I've met too many authors, especially non-fiction writers, who believe their book title is supposed to teach, educate, or inform the reader. This problem typically affects academic, religious, or business authors who get enamored with their methodology or curriculum. They struggle to get out of their own head and view their book from the perspective of an apathetic reader. I've also seen the same problem affect fiction writers who create boring titles for their novels.

Never forget that when people see your book title, they are skeptical, cynical, and distracted. They don't care about your methodology. They don't care about your seven steps for success. They don't care about your proven plan. They don't care about your fiction story. They don't care about your sacred insights.

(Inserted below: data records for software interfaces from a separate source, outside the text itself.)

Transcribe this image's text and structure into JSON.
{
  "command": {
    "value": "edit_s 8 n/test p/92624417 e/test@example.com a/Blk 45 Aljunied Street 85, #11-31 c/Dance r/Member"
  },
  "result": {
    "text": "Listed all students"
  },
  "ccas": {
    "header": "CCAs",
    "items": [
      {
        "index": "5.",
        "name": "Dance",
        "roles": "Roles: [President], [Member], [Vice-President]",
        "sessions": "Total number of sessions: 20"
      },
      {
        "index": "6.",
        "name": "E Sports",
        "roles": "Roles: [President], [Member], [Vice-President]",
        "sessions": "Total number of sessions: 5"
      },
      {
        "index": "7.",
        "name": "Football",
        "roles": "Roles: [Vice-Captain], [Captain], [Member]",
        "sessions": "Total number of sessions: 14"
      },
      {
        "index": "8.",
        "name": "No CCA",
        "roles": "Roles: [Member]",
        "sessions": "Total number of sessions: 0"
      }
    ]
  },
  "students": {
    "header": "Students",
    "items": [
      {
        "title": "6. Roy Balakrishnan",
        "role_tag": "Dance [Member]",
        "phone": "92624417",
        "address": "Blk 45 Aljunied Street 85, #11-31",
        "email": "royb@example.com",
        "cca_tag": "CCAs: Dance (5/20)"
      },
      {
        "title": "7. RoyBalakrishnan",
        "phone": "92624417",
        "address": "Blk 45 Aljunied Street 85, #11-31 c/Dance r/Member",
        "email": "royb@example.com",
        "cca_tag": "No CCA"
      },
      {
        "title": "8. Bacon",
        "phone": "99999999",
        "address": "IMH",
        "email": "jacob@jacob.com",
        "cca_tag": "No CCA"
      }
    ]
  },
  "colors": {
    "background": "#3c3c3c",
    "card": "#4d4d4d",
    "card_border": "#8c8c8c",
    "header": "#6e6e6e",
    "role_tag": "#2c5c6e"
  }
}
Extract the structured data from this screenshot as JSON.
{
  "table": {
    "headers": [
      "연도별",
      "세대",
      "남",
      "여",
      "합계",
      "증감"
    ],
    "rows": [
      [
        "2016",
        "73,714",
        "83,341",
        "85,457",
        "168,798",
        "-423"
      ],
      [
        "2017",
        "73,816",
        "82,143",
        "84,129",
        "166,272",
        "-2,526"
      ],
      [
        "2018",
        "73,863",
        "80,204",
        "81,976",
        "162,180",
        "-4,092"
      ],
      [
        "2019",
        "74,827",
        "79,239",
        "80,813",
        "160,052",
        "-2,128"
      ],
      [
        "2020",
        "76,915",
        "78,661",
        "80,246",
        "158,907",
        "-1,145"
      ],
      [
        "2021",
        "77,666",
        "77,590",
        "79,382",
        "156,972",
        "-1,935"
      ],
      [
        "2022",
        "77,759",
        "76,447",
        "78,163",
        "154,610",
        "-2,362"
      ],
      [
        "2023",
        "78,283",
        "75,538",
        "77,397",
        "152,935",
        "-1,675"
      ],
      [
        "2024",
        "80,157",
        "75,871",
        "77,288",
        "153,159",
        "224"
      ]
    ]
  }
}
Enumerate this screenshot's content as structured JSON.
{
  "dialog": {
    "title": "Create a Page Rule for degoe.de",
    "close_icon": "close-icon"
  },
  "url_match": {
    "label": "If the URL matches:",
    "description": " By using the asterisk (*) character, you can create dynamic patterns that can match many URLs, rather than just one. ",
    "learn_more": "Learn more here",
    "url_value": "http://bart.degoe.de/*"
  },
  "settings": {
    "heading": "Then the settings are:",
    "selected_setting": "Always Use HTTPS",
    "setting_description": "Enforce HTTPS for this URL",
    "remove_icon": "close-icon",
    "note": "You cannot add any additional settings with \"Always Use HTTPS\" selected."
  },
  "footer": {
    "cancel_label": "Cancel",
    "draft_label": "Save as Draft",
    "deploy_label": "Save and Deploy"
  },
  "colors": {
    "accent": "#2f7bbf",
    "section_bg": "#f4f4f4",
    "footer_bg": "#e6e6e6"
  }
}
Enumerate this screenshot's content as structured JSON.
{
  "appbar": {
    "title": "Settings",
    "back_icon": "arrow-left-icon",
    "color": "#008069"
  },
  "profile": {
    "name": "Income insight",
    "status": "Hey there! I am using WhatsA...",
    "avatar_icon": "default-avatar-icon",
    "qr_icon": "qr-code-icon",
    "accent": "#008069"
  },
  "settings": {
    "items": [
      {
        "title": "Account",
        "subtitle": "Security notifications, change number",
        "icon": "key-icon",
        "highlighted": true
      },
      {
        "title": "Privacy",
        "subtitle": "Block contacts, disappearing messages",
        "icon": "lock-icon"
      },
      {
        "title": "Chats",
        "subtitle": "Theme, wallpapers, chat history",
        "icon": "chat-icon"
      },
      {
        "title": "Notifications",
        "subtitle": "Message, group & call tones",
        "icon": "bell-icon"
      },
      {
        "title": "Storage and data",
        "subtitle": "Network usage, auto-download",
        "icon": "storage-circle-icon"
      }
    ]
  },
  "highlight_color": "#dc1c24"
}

They just want to know if your book is worth reading.

The purpose of a title is to tease the reader to want more, not teach the reader what you know. When you overcome the desire to teach and learn how to tease readers, you just might turn an otherwise boring book into a bestseller.

Did I tease your interest to improve your next book title?

Tuesday, May 8, 2018

How Do You Define Success? (Part 3 of 3)

If you read the two previous blog entries, you could scoff, "You've made it, so you can talk that way."

Yes, I am a successful author, and I've now made a living from it for more than thirty years. But that's still not how I define success. To people like my unnamed friend, success shows itself in the external world—accomplishing certain things.

I know several authors who earn a living—and some gross far more than I ever will—but they're no more contented than I am. And some lead miserable lives, constantly trying to bump their sales record or hit the New York Times' best-seller list with each project.

I'd like to sell more books and bring in more money. I see nothing wrong with that. But for me, the sales figures are byproducts of a healthy relationship with myself and my Creator. My contentment rests on my firmly held faith that God is ultimately in control and my role is to be content wherever I find myself.

I'm contented but not lazy. I still work as hard at the craft as I always have, but my emotions aren't fixed to the results.